▶ [Exercise instructions] Please reproduce the full listing exactly, with nothing added.

▶ [Source material]
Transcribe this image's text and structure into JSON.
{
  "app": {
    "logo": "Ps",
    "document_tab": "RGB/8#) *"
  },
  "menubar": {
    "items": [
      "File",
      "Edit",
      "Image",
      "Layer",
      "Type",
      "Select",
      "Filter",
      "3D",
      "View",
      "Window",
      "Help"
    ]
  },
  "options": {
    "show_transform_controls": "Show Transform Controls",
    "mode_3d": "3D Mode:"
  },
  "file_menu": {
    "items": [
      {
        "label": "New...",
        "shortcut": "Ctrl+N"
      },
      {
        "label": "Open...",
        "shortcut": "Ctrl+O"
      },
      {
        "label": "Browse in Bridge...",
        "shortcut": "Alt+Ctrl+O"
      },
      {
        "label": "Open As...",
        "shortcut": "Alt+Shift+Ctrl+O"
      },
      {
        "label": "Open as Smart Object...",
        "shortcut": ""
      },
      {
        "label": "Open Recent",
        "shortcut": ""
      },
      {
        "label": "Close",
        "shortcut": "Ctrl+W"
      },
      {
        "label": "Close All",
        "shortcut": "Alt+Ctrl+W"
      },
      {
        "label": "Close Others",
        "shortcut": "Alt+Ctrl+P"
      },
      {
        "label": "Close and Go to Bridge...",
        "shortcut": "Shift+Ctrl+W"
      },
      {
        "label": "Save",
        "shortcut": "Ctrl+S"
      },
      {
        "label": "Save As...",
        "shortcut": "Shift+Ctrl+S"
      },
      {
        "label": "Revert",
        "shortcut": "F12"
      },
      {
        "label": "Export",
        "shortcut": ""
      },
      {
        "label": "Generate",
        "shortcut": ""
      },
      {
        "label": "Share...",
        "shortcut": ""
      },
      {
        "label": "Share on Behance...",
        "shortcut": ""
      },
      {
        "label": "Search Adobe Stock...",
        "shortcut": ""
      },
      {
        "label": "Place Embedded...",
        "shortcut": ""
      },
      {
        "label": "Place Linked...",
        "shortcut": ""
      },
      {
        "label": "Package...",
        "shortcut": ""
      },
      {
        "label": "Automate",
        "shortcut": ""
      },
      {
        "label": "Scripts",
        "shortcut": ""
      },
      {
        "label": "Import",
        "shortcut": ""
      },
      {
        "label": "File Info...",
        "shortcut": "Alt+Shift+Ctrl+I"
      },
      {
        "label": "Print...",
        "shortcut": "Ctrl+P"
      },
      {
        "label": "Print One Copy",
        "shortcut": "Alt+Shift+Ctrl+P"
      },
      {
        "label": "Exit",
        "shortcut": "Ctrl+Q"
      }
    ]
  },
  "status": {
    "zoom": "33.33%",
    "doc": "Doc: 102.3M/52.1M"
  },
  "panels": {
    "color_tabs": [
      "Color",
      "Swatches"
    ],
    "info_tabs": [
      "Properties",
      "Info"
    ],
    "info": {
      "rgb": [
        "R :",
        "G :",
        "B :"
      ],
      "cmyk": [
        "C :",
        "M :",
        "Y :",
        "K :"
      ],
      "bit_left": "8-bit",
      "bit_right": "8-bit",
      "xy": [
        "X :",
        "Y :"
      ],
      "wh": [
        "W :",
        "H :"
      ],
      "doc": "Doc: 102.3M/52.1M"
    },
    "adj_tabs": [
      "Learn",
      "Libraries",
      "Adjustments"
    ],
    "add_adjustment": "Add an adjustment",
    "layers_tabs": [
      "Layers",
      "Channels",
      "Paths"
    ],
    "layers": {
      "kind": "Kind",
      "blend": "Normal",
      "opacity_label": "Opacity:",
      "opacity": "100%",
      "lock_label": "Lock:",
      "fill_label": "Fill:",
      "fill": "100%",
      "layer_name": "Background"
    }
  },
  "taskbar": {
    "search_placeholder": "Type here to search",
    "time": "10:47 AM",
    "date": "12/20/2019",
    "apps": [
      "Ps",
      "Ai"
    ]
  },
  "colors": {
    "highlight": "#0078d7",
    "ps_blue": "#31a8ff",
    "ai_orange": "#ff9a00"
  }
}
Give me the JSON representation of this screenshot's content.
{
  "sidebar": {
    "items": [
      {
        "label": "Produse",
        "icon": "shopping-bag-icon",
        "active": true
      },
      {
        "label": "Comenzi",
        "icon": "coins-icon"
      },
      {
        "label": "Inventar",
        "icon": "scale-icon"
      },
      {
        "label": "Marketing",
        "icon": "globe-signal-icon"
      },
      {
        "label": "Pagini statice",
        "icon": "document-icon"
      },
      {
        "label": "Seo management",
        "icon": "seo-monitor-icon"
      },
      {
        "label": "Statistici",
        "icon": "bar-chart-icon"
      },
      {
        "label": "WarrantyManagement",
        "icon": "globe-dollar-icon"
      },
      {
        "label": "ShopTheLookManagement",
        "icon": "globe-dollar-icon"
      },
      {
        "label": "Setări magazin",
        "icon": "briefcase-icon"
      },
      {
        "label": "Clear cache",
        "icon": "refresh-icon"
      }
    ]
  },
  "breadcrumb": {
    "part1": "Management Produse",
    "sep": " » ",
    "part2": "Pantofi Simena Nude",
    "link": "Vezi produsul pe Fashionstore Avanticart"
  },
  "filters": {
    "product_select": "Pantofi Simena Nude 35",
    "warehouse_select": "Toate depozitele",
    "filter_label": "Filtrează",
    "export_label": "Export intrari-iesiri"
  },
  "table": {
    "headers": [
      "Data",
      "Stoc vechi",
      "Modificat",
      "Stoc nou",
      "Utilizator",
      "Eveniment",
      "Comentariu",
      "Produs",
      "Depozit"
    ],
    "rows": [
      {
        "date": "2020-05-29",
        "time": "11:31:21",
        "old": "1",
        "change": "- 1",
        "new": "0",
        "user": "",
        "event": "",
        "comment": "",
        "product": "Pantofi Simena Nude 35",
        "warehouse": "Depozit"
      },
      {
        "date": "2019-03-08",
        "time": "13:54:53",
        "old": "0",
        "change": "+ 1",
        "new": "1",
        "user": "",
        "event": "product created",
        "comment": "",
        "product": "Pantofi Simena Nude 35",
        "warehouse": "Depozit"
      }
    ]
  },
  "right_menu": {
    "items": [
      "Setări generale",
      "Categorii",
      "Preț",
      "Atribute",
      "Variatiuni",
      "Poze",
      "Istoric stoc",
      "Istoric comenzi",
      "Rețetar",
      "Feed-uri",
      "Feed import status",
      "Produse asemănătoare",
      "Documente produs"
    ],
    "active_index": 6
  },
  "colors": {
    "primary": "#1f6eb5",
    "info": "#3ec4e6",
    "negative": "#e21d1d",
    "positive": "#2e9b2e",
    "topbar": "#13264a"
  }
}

▶ [Result of this exercise]
Transcribe this image's text and structure into JSON.
{
  "app": {
    "logo": "Ps",
    "document_tab": "RGB/8#) *"
  },
  "menubar": {
    "items": [
      "File",
      "Edit",
      "Image",
      "Layer",
      "Type",
      "Select",
      "Filter",
      "3D",
      "View",
      "Window",
      "Help"
    ]
  },
  "options": {
    "show_transform_controls": "Show Transform Controls",
    "mode_3d": "3D Mode:"
  },
  "file_menu": {
    "items": [
      {
        "label": "New...",
        "shortcut": "Ctrl+N"
      },
      {
        "label": "Open...",
        "shortcut": "Ctrl+O"
      },
      {
        "label": "Browse in Bridge...",
        "shortcut": "Alt+Ctrl+O"
      },
      {
        "label": "Open As...",
        "shortcut": "Alt+Shift+Ctrl+O"
      },
      {
        "label": "Open as Smart Object...",
        "shortcut": ""
      },
      {
        "label": "Open Recent",
        "shortcut": ""
      },
      {
        "label": "Close",
        "shortcut": "Ctrl+W"
      },
      {
        "label": "Close All",
        "shortcut": "Alt+Ctrl+W"
      },
      {
        "label": "Close Others",
        "shortcut": "Alt+Ctrl+P"
      },
      {
        "label": "Close and Go to Bridge...",
        "shortcut": "Shift+Ctrl+W"
      },
      {
        "label": "Save",
        "shortcut": "Ctrl+S"
      },
      {
        "label": "Save As...",
        "shortcut": "Shift+Ctrl+S"
      },
      {
        "label": "Revert",
        "shortcut": "F12"
      },
      {
        "label": "Export",
        "shortcut": ""
      },
      {
        "label": "Generate",
        "shortcut": ""
      },
      {
        "label": "Share...",
        "shortcut": ""
      },
      {
        "label": "Share on Behance...",
        "shortcut": ""
      },
      {
        "label": "Search Adobe Stock...",
        "shortcut": ""
      },
      {
        "label": "Place Embedded...",
        "shortcut": ""
      },
      {
        "label": "Place Linked...",
        "shortcut": ""
      },
      {
        "label": "Package...",
        "shortcut": ""
      },
      {
        "label": "Automate",
        "shortcut": ""
      },
      {
        "label": "Scripts",
        "shortcut": ""
      },
      {
        "label": "Import",
        "shortcut": ""
      },
      {
        "label": "File Info...",
        "shortcut": "Alt+Shift+Ctrl+I"
      },
      {
        "label": "Print...",
        "shortcut": "Ctrl+P"
      },
      {
        "label": "Print One Copy",
        "shortcut": "Alt+Shift+Ctrl+P"
      },
      {
        "label": "Exit",
        "shortcut": "Ctrl+Q"
      }
    ]
  },
  "status": {
    "zoom": "33.33%",
    "doc": "Doc: 102.3M/52.1M"
  },
  "panels": {
    "color_tabs": [
      "Color",
      "Swatches"
    ],
    "info_tabs": [
      "Properties",
      "Info"
    ],
    "info": {
      "rgb": [
        "R :",
        "G :",
        "B :"
      ],
      "cmyk": [
        "C :",
        "M :",
        "Y :",
        "K :"
      ],
      "bit_left": "8-bit",
      "bit_right": "8-bit",
      "xy": [
        "X :",
        "Y :"
      ],
      "wh": [
        "W :",
        "H :"
      ],
      "doc": "Doc: 102.3M/52.1M"
    },
    "adj_tabs": [
      "Learn",
      "Libraries",
      "Adjustments"
    ],
    "add_adjustment": "Add an adjustment",
    "layers_tabs": [
      "Layers",
      "Channels",
      "Paths"
    ],
    "layers": {
      "kind": "Kind",
      "blend": "Normal",
      "opacity_label": "Opacity:",
      "opacity": "100%",
      "lock_label": "Lock:",
      "fill_label": "Fill:",
      "fill": "100%",
      "layer_name": "Background"
    }
  },
  "taskbar": {
    "search_placeholder": "Type here to search",
    "time": "10:47 AM",
    "date": "12/20/2019",
    "apps": [
      "Ps",
      "Ai"
    ]
  },
  "colors": {
    "highlight": "#0078d7",
    "ps_blue": "#31a8ff",
    "ai_orange": "#ff9a00"
  }
}
Give me the JSON representation of this screenshot's content.
{
  "sidebar": {
    "items": [
      {
        "label": "Produse",
        "icon": "shopping-bag-icon",
        "active": true
      },
      {
        "label": "Comenzi",
        "icon": "coins-icon"
      },
      {
        "label": "Inventar",
        "icon": "scale-icon"
      },
      {
        "label": "Marketing",
        "icon": "globe-signal-icon"
      },
      {
        "label": "Pagini statice",
        "icon": "document-icon"
      },
      {
        "label": "Seo management",
        "icon": "seo-monitor-icon"
      },
      {
        "label": "Statistici",
        "icon": "bar-chart-icon"
      },
      {
        "label": "WarrantyManagement",
        "icon": "globe-dollar-icon"
      },
      {
        "label": "ShopTheLookManagement",
        "icon": "globe-dollar-icon"
      },
      {
        "label": "Setări magazin",
        "icon": "briefcase-icon"
      },
      {
        "label": "Clear cache",
        "icon": "refresh-icon"
      }
    ]
  },
  "breadcrumb": {
    "part1": "Management Produse",
    "sep": " » ",
    "part2": "Pantofi Simena Nude",
    "link": "Vezi produsul pe Fashionstore Avanticart"
  },
  "filters": {
    "product_select": "Pantofi Simena Nude 35",
    "warehouse_select": "Toate depozitele",
    "filter_label": "Filtrează",
    "export_label": "Export intrari-iesiri"
  },
  "table": {
    "headers": [
      "Data",
      "Stoc vechi",
      "Modificat",
      "Stoc nou",
      "Utilizator",
      "Eveniment",
      "Comentariu",
      "Produs",
      "Depozit"
    ],
    "rows": [
      {
        "date": "2020-05-29",
        "time": "11:31:21",
        "old": "1",
        "change": "- 1",
        "new": "0",
        "user": "",
        "event": "",
        "comment": "",
        "product": "Pantofi Simena Nude 35",
        "warehouse": "Depozit"
      },
      {
        "date": "2019-03-08",
        "time": "13:54:53",
        "old": "0",
        "change": "+ 1",
        "new": "1",
        "user": "",
        "event": "product created",
        "comment": "",
        "product": "Pantofi Simena Nude 35",
        "warehouse": "Depozit"
      }
    ]
  },
  "right_menu": {
    "items": [
      "Setări generale",
      "Categorii",
      "Preț",
      "Atribute",
      "Variatiuni",
      "Poze",
      "Istoric stoc",
      "Istoric comenzi",
      "Rețetar",
      "Feed-uri",
      "Feed import status",
      "Produse asemănătoare",
      "Documente produs"
    ],
    "active_index": 6
  },
  "colors": {
    "primary": "#1f6eb5",
    "info": "#3ec4e6",
    "negative": "#e21d1d",
    "positive": "#2e9b2e",
    "topbar": "#13264a"
  }
}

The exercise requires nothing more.